— Exercise brief —
Each line containing the word "data" must be copied from the material below.

— Supplied entries —
--- START ---

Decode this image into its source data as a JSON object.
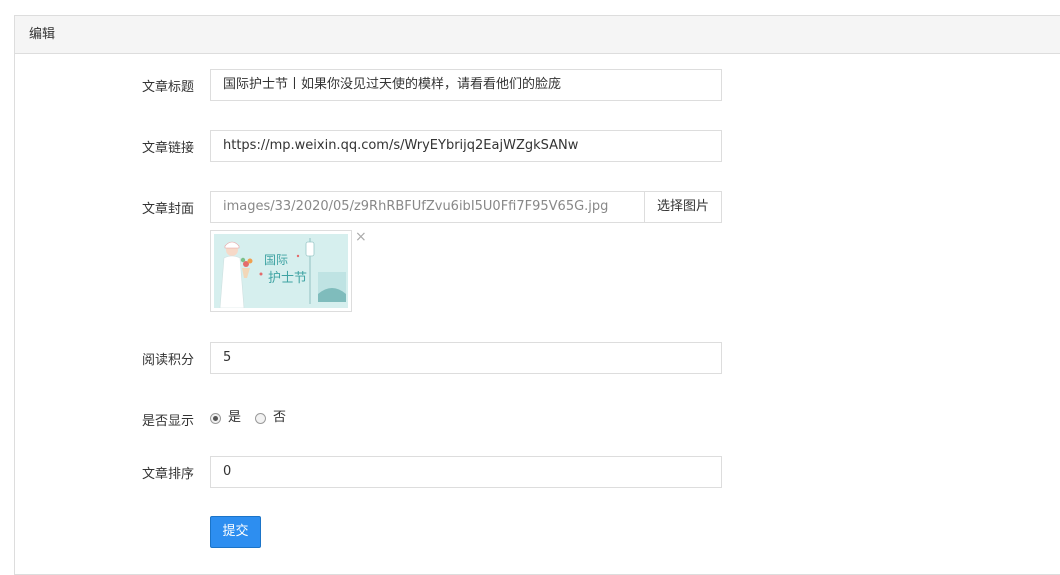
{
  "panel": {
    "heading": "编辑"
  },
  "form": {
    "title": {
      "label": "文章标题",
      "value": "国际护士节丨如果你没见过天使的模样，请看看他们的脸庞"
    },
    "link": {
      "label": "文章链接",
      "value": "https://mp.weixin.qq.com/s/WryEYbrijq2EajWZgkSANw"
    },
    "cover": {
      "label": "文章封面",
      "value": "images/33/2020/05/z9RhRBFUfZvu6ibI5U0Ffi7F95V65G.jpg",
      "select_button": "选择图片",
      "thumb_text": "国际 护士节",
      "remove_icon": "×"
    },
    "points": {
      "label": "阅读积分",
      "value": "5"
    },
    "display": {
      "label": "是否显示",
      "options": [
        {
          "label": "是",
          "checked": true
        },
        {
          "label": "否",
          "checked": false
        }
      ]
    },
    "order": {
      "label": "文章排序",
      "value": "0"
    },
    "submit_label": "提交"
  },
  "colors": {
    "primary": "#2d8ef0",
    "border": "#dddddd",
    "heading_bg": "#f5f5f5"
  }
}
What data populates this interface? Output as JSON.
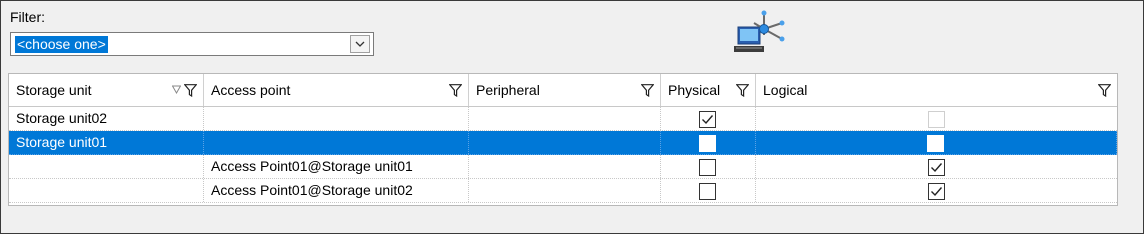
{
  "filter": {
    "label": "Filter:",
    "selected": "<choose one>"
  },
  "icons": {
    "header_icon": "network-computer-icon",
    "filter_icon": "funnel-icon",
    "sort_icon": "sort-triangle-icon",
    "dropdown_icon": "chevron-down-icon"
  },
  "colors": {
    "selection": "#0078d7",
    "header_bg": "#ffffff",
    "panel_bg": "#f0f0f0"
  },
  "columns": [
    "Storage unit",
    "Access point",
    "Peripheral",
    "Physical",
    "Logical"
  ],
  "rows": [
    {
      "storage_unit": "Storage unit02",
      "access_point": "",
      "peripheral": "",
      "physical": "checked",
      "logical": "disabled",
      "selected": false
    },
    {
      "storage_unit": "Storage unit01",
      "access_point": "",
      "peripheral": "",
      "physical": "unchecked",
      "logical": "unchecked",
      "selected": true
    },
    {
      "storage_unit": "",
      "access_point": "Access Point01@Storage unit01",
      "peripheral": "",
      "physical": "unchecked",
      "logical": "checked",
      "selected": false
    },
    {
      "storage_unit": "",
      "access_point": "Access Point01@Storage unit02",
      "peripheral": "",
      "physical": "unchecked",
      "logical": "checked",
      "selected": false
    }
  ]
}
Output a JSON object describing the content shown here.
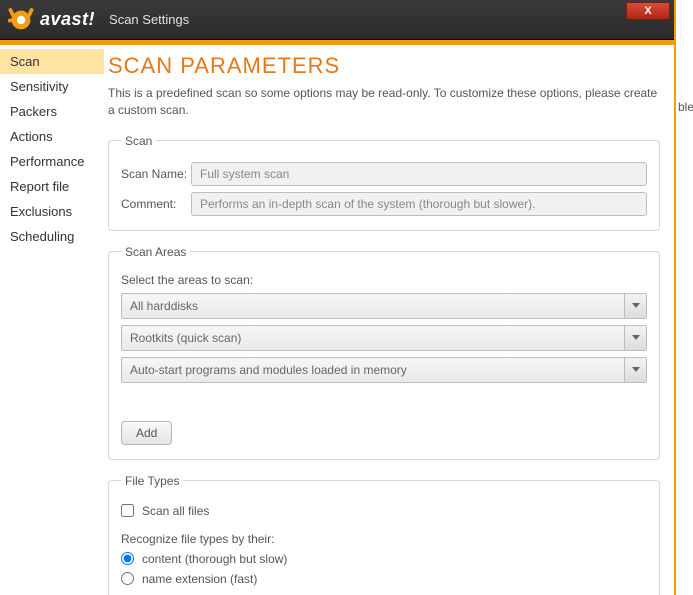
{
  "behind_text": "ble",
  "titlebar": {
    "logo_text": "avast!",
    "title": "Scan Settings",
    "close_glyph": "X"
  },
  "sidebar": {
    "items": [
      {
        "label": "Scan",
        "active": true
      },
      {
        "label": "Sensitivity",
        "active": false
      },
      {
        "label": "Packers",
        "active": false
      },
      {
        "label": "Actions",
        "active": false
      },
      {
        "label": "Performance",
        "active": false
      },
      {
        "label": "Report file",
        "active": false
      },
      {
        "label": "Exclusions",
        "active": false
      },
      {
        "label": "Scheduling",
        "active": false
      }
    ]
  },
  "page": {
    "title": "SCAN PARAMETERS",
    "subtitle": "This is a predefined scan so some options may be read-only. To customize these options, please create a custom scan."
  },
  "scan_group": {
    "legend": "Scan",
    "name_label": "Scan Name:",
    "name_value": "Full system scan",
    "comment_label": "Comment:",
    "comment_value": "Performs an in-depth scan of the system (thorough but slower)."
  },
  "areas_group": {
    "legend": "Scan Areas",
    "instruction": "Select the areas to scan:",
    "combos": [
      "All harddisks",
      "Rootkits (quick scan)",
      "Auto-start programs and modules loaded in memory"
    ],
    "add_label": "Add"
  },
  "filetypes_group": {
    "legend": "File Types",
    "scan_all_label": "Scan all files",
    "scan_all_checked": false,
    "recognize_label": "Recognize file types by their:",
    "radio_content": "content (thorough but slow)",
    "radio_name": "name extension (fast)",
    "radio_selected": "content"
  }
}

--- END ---

— Completed exercise —
Decode this image into its source data as a JSON object.
What data populates this interface? Output as JSON.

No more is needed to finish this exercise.